  5. Lindsey Thomas Martin says:

    With ref. to pricing of CS3 in Europe, you might want to read this article of 7.v.2007 at CreativePro. Though not myself subject to European prices and generally sympathetic to the difficulties of companies doing business in many different regions, I didn’t find the responses of Adobe’s rep. as reported in the article very convincing. (It appears that the paper by Danielle Libine mentioned in the article is no longer available via the web but, if you would like to read it, I have a copy in PDF and would be happy to send it to you.)
    A rough comparison of prices. Design Premium CS3.3 ME, which adds sophisticated support for RTL languages, can be purchased from WinSoft for 2,609 euros (it appears that customers get a free up-grade to Design Premium ME CS4 when it is available). Design Premium CS4 is selling from Adobe’s website in France for 2,630 euros (about US$3,328 at today’s exchange rate). Price from US store is US$1,799.
    LTM

  6. I watched the demo videos on the Adobe website last night and was interested in their comment about useing the Safari HTML engine to drive the page previews and organize coding in a web doc.
    I have been working with Dreamweaver for a long, long time and I ALWAYS have to preview the pages in IE, Firefox, Opera and Safari to get make sure the page is proper in all browser types. Then there is the endless tweaking to get IE to look like Safari, and on and on and on.
    I was curious what you think about this and whether CS4/Dreamweaver creates code that is more consistent across all browser types; especially using stuff like multiple style sheets, Javascript, etc.
    [jd sez: DW CS4 is the fastest way I know of to cut those costs of cross-browser testing, but the browsers will always vary, particularly around the edges.]
    Any thoughts or comments.
    My cost to upgrade right now is close to $500 and I want to make sure I do the right thing.
    thanks – jb

  7. Sue W says:
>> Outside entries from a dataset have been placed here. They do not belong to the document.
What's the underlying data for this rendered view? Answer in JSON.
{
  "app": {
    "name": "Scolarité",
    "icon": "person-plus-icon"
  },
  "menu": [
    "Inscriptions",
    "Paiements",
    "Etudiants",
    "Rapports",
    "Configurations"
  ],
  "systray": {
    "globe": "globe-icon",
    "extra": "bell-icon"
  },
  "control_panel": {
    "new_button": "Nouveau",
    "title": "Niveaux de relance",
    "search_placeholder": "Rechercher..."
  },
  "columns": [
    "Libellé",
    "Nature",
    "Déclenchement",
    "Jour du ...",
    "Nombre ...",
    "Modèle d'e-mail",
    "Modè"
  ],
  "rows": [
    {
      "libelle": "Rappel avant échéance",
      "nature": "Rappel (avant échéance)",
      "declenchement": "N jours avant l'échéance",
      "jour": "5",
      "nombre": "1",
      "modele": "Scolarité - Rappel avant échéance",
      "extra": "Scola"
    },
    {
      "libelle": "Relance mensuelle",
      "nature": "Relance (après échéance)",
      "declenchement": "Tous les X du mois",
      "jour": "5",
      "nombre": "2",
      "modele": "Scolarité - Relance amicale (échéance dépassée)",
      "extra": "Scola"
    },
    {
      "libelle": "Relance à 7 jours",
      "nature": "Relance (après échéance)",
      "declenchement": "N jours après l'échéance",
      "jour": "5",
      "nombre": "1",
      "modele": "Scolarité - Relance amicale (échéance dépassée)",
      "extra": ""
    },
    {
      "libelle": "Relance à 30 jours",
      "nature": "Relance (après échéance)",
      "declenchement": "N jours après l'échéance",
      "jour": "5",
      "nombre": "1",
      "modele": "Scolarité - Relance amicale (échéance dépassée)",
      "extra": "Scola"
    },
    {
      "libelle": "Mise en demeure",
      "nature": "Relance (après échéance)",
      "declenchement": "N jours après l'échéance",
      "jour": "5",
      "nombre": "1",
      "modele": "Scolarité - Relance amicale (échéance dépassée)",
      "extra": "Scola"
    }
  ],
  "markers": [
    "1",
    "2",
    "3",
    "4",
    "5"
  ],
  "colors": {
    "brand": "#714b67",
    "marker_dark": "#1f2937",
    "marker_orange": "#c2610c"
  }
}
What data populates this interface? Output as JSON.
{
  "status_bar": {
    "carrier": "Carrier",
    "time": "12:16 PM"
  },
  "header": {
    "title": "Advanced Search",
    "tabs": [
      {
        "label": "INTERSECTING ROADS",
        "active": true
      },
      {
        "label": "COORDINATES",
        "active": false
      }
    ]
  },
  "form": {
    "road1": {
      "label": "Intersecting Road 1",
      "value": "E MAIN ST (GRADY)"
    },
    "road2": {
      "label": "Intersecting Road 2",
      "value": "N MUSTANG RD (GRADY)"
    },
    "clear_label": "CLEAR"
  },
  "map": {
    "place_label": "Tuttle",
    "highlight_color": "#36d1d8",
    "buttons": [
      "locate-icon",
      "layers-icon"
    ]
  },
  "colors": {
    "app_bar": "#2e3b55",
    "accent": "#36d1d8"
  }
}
    So far, I haven’t been able to upgrade to CS4 coming from a DevNet studio licensed version. Adobe customer service gave me a replacement serial number but the installer wouldn’t recognize it. I hope Adobe is going to find a way for owners of legimate, licensed Macromedia products to upgrade. You’d think they could make a way to recognize the devnet serial numbers. I haven’t had the opportunity to spend time on hold to pursue the problem.
    [jd sez: If you type in a direct number and it doesn’t “take”, make sure that spaces, hyphens, capitals, and O/0 issues are correct.]